After the film, I came home and received the phone call from muse Margaret, and it was as nice as last week’s call – she loved what she read, had only one teeny-tiny note, and was very wonderfully specific about certain parts that she especially liked. I was worried about a couple of things, especially one bit where I went on with descriptive prose for about four pages – but she loved that, so that made me very happy indeed.
Today, I shall be writing, of course, and I shall also be taking a break to lunch with Miss Juliana Hansen – she’s thinking about putting together a cabaret show with a friend of hers, so we’re going to talk about it. Then it will be back to writing, then I shall toddle off to the DGA for a screening of the Sean Penn film.
I will also have to play through the act one score every day, to get it into my fingers (especially difficult on a couple of songs where I haven’t done too much musically, other than arranging and fixing chords and occasional notes).
Now wait just a darned minute – let’s all put on our pointy party hats and our colored tights and pantaloons, let’s all break out the cheese slices and the ham chunks, let’s all dance the Hora and the Texas Two-Step, for today is the birthday of dear reader Noel. So, let’s give a big haineshisway.com birthday cheer to dear reader Noel. On the count of three: One, two, three – A BIG HAINESHISWAY.COM BIRTHDAY CHEER TO DEAR READER NOEL!!!

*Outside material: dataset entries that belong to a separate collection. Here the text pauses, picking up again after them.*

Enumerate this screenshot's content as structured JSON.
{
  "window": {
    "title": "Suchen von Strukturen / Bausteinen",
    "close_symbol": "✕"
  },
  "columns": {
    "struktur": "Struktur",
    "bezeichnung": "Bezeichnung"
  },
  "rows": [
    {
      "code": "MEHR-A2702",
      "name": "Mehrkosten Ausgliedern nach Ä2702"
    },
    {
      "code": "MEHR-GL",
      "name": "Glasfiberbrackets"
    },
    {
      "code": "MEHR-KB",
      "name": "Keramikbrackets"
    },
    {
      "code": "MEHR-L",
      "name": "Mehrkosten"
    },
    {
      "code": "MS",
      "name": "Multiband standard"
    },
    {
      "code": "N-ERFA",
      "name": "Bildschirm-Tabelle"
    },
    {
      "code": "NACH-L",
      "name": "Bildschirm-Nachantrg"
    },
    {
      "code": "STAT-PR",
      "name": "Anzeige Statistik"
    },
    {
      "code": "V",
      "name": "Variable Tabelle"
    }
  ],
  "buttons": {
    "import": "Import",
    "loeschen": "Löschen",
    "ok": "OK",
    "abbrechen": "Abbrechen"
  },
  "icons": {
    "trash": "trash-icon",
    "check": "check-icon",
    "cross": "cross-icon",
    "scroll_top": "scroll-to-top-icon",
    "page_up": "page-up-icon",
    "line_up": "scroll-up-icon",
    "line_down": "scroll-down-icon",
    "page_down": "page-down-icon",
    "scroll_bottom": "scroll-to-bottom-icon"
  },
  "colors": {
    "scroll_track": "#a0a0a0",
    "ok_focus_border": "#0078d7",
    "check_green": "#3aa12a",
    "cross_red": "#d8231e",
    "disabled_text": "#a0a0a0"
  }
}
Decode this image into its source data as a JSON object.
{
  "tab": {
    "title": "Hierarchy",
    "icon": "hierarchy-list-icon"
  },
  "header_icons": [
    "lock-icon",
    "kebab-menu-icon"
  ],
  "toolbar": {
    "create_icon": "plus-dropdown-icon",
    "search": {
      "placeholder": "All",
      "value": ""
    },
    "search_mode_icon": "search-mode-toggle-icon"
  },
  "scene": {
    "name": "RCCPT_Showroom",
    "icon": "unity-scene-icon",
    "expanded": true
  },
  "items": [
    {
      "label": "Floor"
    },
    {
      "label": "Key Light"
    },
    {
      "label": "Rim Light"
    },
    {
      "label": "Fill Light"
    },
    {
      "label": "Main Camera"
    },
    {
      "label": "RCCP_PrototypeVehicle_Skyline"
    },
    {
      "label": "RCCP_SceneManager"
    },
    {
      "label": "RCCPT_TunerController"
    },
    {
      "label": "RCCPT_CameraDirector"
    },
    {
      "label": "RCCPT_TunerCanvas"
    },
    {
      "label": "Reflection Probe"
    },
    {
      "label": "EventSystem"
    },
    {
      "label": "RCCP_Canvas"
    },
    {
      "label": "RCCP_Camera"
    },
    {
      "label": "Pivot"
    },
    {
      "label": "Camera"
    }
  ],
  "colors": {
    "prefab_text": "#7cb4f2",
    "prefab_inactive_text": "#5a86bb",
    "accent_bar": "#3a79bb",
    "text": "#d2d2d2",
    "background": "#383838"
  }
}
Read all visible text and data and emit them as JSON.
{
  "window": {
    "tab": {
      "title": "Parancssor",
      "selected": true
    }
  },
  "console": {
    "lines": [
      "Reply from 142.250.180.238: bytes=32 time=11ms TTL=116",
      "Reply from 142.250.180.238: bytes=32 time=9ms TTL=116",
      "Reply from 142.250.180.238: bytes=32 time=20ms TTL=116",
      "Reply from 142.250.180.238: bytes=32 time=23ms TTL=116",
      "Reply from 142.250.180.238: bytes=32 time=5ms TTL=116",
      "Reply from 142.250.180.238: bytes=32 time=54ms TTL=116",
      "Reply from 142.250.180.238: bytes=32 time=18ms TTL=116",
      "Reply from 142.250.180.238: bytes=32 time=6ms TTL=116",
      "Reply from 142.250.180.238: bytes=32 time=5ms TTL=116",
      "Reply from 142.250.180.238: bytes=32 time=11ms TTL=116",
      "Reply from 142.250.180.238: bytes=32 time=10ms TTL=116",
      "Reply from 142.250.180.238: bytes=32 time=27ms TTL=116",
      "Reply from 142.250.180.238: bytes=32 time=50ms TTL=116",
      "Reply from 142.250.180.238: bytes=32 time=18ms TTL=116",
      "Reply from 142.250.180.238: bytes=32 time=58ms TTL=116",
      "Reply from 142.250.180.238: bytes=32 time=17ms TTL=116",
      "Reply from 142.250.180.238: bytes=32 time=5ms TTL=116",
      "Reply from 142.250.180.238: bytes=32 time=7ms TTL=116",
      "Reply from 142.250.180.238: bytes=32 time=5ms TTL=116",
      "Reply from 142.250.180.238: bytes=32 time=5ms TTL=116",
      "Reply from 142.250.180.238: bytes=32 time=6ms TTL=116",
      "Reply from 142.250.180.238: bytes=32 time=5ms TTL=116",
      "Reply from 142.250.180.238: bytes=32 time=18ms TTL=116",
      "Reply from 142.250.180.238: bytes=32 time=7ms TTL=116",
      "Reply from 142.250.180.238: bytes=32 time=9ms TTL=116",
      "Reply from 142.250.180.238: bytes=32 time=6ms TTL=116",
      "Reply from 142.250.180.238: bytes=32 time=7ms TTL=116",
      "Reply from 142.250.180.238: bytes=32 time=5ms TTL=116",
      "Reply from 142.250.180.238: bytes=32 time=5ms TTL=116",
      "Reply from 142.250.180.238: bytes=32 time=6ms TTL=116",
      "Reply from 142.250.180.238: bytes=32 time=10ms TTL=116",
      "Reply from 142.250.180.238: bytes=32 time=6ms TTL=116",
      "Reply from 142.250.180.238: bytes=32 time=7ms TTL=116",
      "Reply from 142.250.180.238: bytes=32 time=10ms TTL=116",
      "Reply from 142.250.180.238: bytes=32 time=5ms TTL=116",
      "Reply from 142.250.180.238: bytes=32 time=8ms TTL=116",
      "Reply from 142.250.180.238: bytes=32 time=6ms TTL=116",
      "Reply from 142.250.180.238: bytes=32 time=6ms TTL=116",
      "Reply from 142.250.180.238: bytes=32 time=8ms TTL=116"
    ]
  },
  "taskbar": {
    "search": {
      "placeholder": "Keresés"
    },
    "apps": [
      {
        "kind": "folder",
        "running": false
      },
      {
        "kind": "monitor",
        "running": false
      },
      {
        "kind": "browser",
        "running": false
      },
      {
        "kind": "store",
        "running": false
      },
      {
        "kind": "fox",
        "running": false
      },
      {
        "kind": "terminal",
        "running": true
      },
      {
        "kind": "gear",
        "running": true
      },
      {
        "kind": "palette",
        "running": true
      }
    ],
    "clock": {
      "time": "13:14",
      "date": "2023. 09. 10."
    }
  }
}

Well, dear readers, I must take the day, I must do the things I do, I must, for example, write, lunch, write, and see a screening at the DGA. Today’s topic of discussion: I love “light” classical music – pieces like Warsaw Concerto or all of the Leroy Anderson output, or pieces by Eric Coates and various other Brits. What are your all-time favorite “light” classical works? Let’s have loads of lovely postings, shall we, whilst we all go to our collective pianos and play the Warsaw Concerto.